- Makai, Péter Kristóf (2014). "Games and Gaming: Quantasy". A Companion to J. R. R. Tolkien. pp. 530–544. ISBN 978-0-4706-5982-3.
- Carpenter, Humphrey, ed. (1981). The Letters of J. R. R. Tolkien. Boston: Houghton Mifflin. ISBN 978-0-395-31555-2.
- Shippey, Tom (2005) . The Road to Middle-Earth (Third ed.). HarperCollins. ISBN 978-0261102750.
- Tolkien, J. R. R. (1954a). The Fellowship of the Ring. The Lord of the Rings. Boston: Houghton Mifflin. OCLC 9552942.
- Tolkien, J. R. R. (1955). The Return of the King. The Lord of the Rings. Boston: Houghton Mifflin. OCLC 519647821.

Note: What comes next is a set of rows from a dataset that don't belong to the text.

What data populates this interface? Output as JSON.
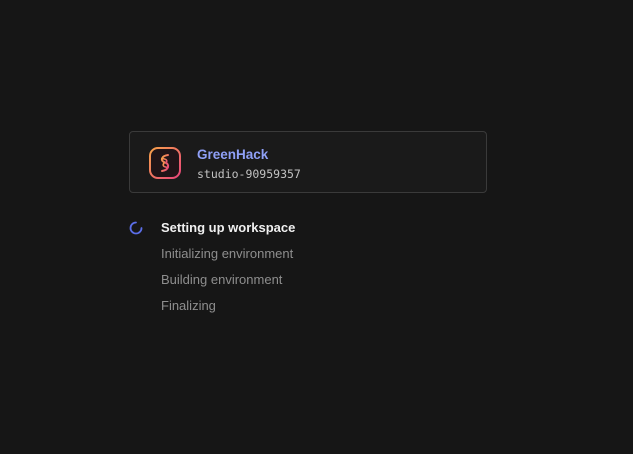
{
  "project": {
    "name": "GreenHack",
    "id": "studio-90959357",
    "logo_icon": "studio-logo-icon"
  },
  "steps": [
    {
      "label": "Setting up workspace",
      "status": "in-progress",
      "icon": "loading-spinner-icon"
    },
    {
      "label": "Initializing environment",
      "status": "pending"
    },
    {
      "label": "Building environment",
      "status": "pending"
    },
    {
      "label": "Finalizing",
      "status": "pending"
    }
  ],
  "colors": {
    "background": "#161616",
    "card_border": "#3a3a3a",
    "accent": "#8fa0f7",
    "spinner": "#5b6ee8",
    "logo_gradient_start": "#f7a24a",
    "logo_gradient_end": "#e8457a"
  }
}
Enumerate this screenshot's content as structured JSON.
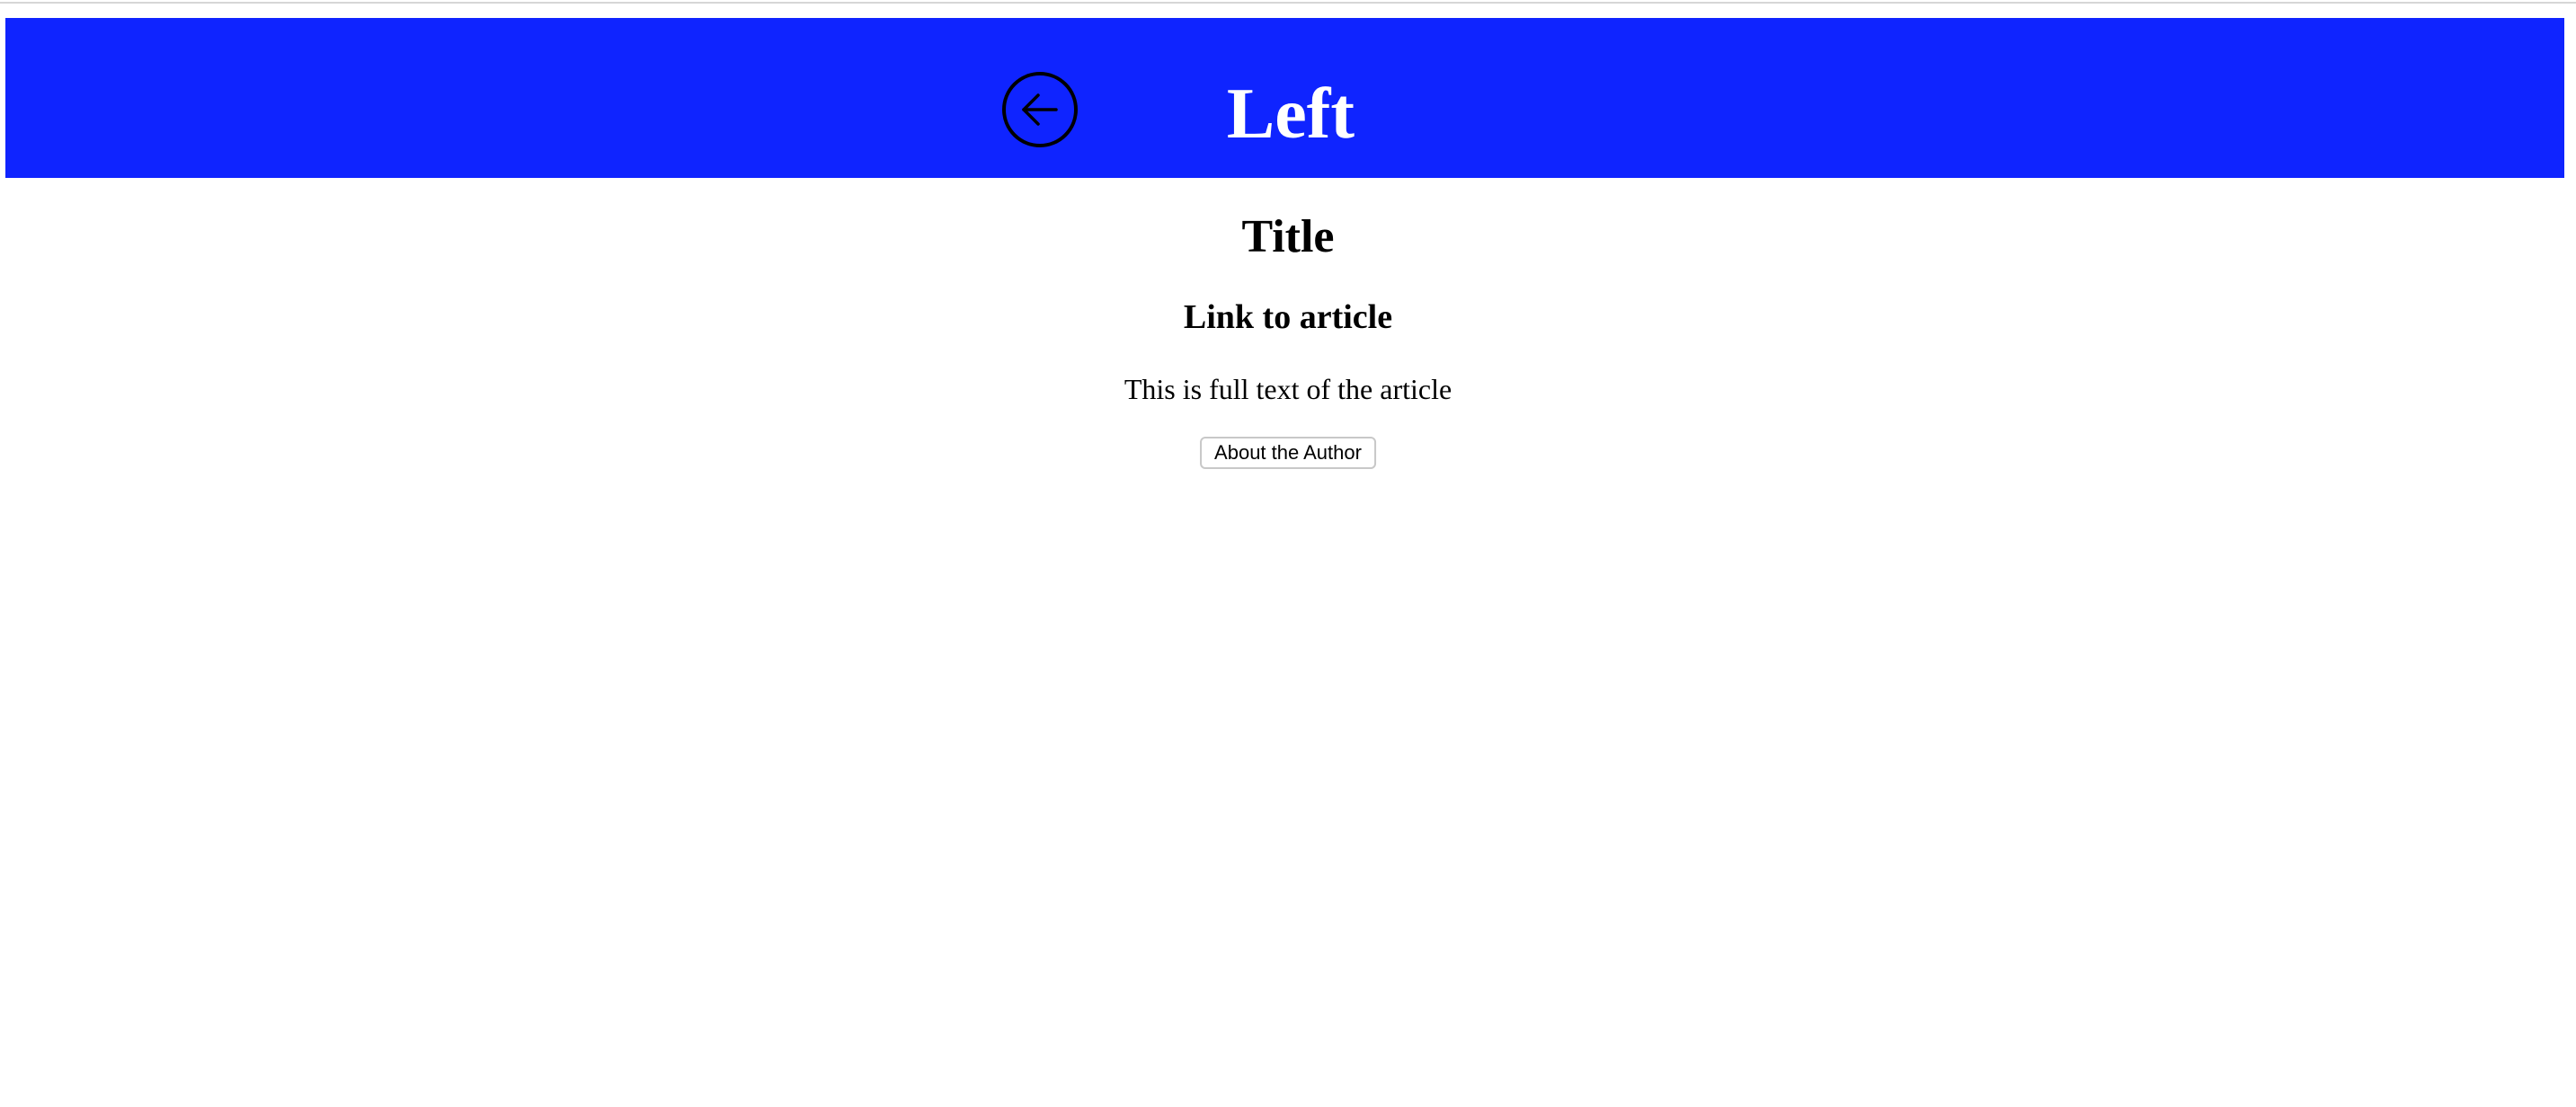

- Tolkien, J. R. R. (1977). Christopher Tolkien (ed.). The Silmarillion. Boston: Houghton Mifflin. ISBN 978-0-395-25730-2.
- Tolkien, J. R. R. (1980). Christopher Tolkien (ed.). Unfinished Tales. Boston: Houghton Mifflin. ISBN 978-0-395-29917-3.
- Tolkien, J. R. R. (1989). Christopher Tolkien (ed.). The Treason of Isengard. Boston: Houghton Mifflin. ISBN 978-0-395-51562-4.
- Tolkien, J. R. R. (1990). Christopher Tolkien (ed.). The War of the Ring. Boston: Houghton Mifflin. ISBN 0-395-56008-X.